Objective：This study was aimed at investigating the acquirement of socks-handling ability with hip flex, abduction, and external rotation position (hip open position）in 5 months after the posterior approach to total hip arthroplasty (THA), with consideration of the functional goals by conducting a multicenter cooperative study.
Methods：The study included 101 patients (104 hip joints) with hip osteoarthritis. We evaluated patient attribution；ranges of motion of the hip, knee and ankle；hip pain in socks-handling；and upper extremity length, which were evaluated before the operation, upon hospital discharge and at 5 months after the posterior approach to THA. The patients were classified into those who attained and did not attain socks-handling ability in open hip position until 5 months after THA. We investigated the factors for acquiring socks-handling ability by using a multiple logistic regression analysis.
Results：We identified three factors that significantly correlated to socks-handling ability as follows：(1) socks-handling ability before the operation, (2) range of hip external rotation before operation, and (3) range of hip abduction before discharge. The goal to acquire socks-handling ability is 27.5° hip external rotation and 17.5° hip abduction.
Conclusion：We suggest that socks-handling ability must be acquired before THA and that the target range of hip abduction and external rotation must be attained during the early post-THA stage.
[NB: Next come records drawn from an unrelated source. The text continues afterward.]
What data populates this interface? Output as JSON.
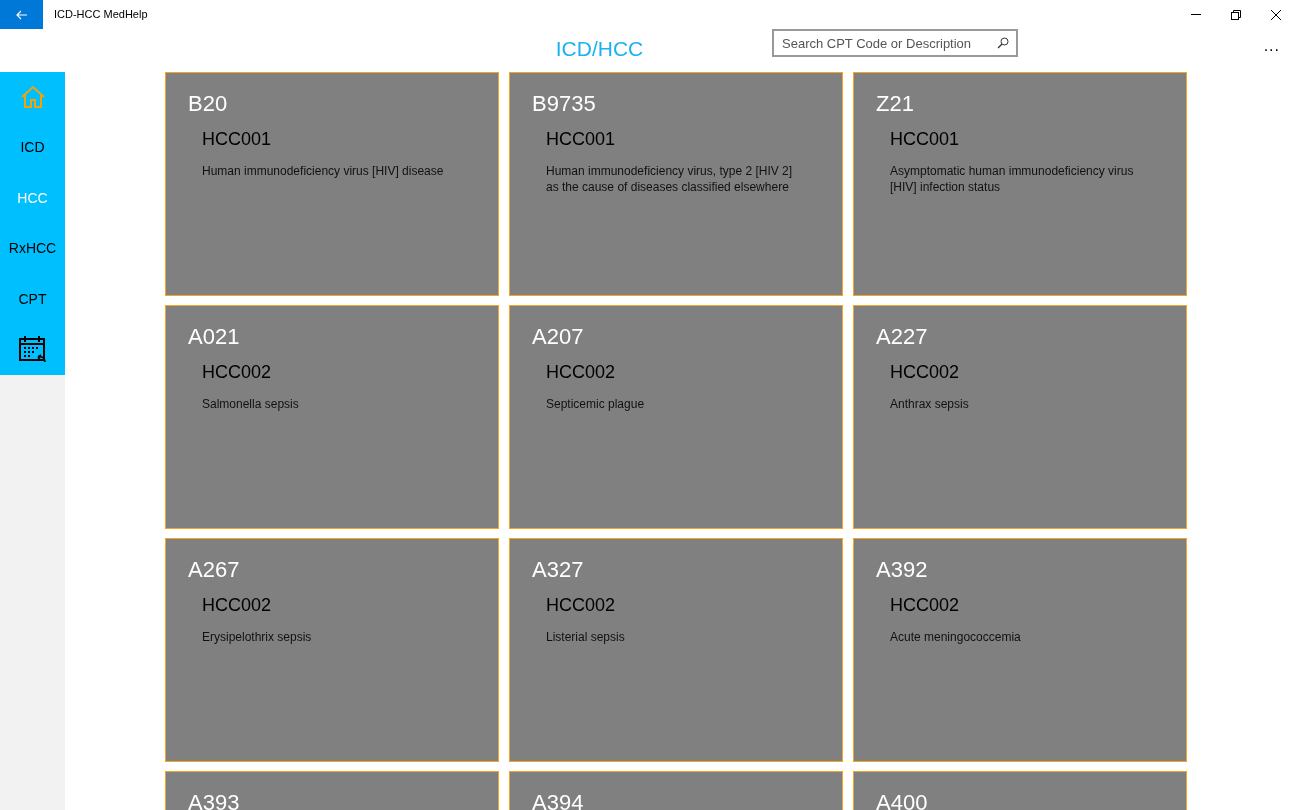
{
  "window": {
    "title": "ICD-HCC MedHelp"
  },
  "header": {
    "title": "ICD/HCC",
    "search": {
      "placeholder": "Search CPT Code or Description"
    },
    "more": "..."
  },
  "sidebar": {
    "items": [
      {
        "kind": "home",
        "selected": false
      },
      {
        "kind": "text",
        "label": "ICD",
        "selected": false
      },
      {
        "kind": "text",
        "label": "HCC",
        "selected": true
      },
      {
        "kind": "text",
        "label": "RxHCC",
        "selected": false
      },
      {
        "kind": "text",
        "label": "CPT",
        "selected": false
      },
      {
        "kind": "calendar",
        "selected": false
      }
    ]
  },
  "cards": [
    {
      "code": "B20",
      "hcc": "HCC001",
      "description": "Human immunodeficiency virus [HIV] disease"
    },
    {
      "code": "B9735",
      "hcc": "HCC001",
      "description": "Human immunodeficiency virus, type 2 [HIV 2] as the cause of diseases classified elsewhere"
    },
    {
      "code": "Z21",
      "hcc": "HCC001",
      "description": "Asymptomatic human immunodeficiency virus [HIV] infection status"
    },
    {
      "code": "A021",
      "hcc": "HCC002",
      "description": "Salmonella sepsis"
    },
    {
      "code": "A207",
      "hcc": "HCC002",
      "description": "Septicemic plague"
    },
    {
      "code": "A227",
      "hcc": "HCC002",
      "description": "Anthrax sepsis"
    },
    {
      "code": "A267",
      "hcc": "HCC002",
      "description": "Erysipelothrix sepsis"
    },
    {
      "code": "A327",
      "hcc": "HCC002",
      "description": "Listerial sepsis"
    },
    {
      "code": "A392",
      "hcc": "HCC002",
      "description": "Acute meningococcemia"
    },
    {
      "code": "A393"
    },
    {
      "code": "A394"
    },
    {
      "code": "A400"
    }
  ]
}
Wide resection of malignant bone and soft tissue tumors of the extremities may require resection of muscles, which correspondingly impairs limb movements. We describe a 67-year old man with a malignant soft tissue tumor of the right upper arm. Preoperatively, there was no impairment of right upper extremity function. The patient underwent wide resection of the tumor and triceps muscle. Postoperative rehabilitation included range of motion exercises, residual muscle strength exercises, and activities of daily living (ADL) exercises. One week postoperatively, the patient could independently perform the ADL exercises. Two weeks postoperatively, the patient scored 2 during manual muscle testing (MMT) for elbow extension, indicating a complete range of motion in a gravity-eliminated position. However, the patient could not raise the arm without bending it. Considering the needs of the patient, we prescribed an elbow extension brace to support the upper limb while being raised. With this brace, the patient was able to sustain elbow extension during upper limb elevation. Three months postoperatively, the patient’s elbow joint extension remained MMT 2, grip strength was 28 kg, and the International Society of Limb Salvage and Musculoskeletal Tumor Society score was 76.7％．Although the triceps muscle was resected, there was no problem with the patient’s ADL. However, the patient could not maintain elbow extension in an anti-gravity position while raising the upper limb. In such cases, prescribing an elbow brace may be useful.